Lawmakers grill banks on Zelle fraud, but solution remains up in the air

The news: JPMorgan’s Jamie Dimon, Bank of America’s Brian Moynihan, and other CEOs from the banks that run the peer-to-peer (P2P) payments system Zelle took fire from the congressional finance committees last week as they were called to answer questions on topics like P2P payments fraud.

Sen. Elizabeth Warren (D-MA) grilled the execs, at one point calling Zelle unsafe. Six of the seven banks present at the Senate hearing own Early Warning Services, which operates Zelle. Warren claimed that the companies built and profit from the system and tell consumers it’s safe but fail to compensate users when they’ve been defrauded.

Key context: Warren and Sen. Bob Menendez asked Early Warning Services earlier this summer to clarify how it handles fraud and whether existing regulations—namely Regulation E, the Federal Reserve’s implementation of the Electronic Fund Transfers Act that covers money transfers—apply to Zelle fraud.

Warren, Menendez, and other senators sent a separate letter to Consumer Financial Protection Bureau (CFPB) Director Rohit Chopra asking for the bureau’s help in filling the regulatory gap that they claim has allowed banks to avoid liability in certain cases of P2P payments fraud.
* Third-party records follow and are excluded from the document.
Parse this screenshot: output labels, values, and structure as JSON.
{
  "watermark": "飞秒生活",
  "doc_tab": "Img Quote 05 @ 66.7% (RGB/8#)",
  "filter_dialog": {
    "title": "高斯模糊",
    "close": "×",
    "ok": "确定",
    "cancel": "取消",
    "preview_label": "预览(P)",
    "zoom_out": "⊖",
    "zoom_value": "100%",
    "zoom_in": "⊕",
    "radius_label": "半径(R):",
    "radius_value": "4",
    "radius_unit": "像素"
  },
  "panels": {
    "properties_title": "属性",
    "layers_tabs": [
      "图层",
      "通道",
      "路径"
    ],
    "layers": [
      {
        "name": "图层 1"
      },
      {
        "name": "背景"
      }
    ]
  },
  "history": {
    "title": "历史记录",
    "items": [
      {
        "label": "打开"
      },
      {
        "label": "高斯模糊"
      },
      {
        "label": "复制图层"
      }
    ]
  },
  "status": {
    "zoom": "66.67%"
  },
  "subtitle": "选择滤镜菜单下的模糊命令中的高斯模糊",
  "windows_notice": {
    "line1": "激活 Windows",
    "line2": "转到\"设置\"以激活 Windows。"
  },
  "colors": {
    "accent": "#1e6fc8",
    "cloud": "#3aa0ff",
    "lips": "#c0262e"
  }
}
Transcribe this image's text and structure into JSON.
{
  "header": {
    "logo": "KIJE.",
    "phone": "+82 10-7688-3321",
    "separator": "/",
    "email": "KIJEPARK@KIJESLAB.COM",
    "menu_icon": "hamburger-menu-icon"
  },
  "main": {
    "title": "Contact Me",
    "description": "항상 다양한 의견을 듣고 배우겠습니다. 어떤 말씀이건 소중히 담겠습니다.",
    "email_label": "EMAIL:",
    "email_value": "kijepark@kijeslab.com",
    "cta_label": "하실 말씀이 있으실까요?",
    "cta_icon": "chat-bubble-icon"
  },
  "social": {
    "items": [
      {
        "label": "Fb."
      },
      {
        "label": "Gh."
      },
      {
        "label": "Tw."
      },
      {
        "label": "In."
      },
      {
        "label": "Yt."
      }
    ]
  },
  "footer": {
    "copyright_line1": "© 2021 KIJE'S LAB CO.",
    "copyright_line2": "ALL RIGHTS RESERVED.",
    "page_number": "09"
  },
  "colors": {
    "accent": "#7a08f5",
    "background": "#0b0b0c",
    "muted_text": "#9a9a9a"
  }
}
  • Regulation E requires banks to refund fraud victims in cases where the fraudster hacks into their account to send money.
  • But it doesn’t cover authorized push payments (APP) fraud—when the victim is tricked into transferring money to the fraudster—which has grown more prevalent in the last year.

The other side: As Zelle’s payments volume grows, the proportion of fraud and scams has decreased, Early Warning Services told Bloomberg. Zelle has also launched solutions to help mitigate fraud.

  • Zelle’s US transaction volume is expected to hit $531.01 billion in 2022, up from $366.28 billion last year, according to Insider Intelligence forecasts.
  • More than 99.9% of Zelle payments are sent without any reports of fraud, the company said earlier this month.

US banking execs generally oppose extending Regulation E to include APP fraud; Dimon implied users would file fake fraud claims, which could hurt banks’ revenues.

The big takeaway: Lawmakers and banking execs agree that P2P payments fraud is an industry-wide issue. But there’s little consensus on how to mitigate it or which party should be liable in APP fraud cases.

As P2P payments grow more popular, however, they’ll need to find common ground on tackling fraud and protecting consumers. Across the pond, lawmakers introduced a bill that would require banks to reimburse victims of APP fraud, which could serve as a model for the US.

This article originally appeared in Insider Intelligence's Payments Innovation Briefing—a daily recap of top stories reshaping the payments industry. Subscribe to have more hard-hitting takeaways delivered to your inbox daily.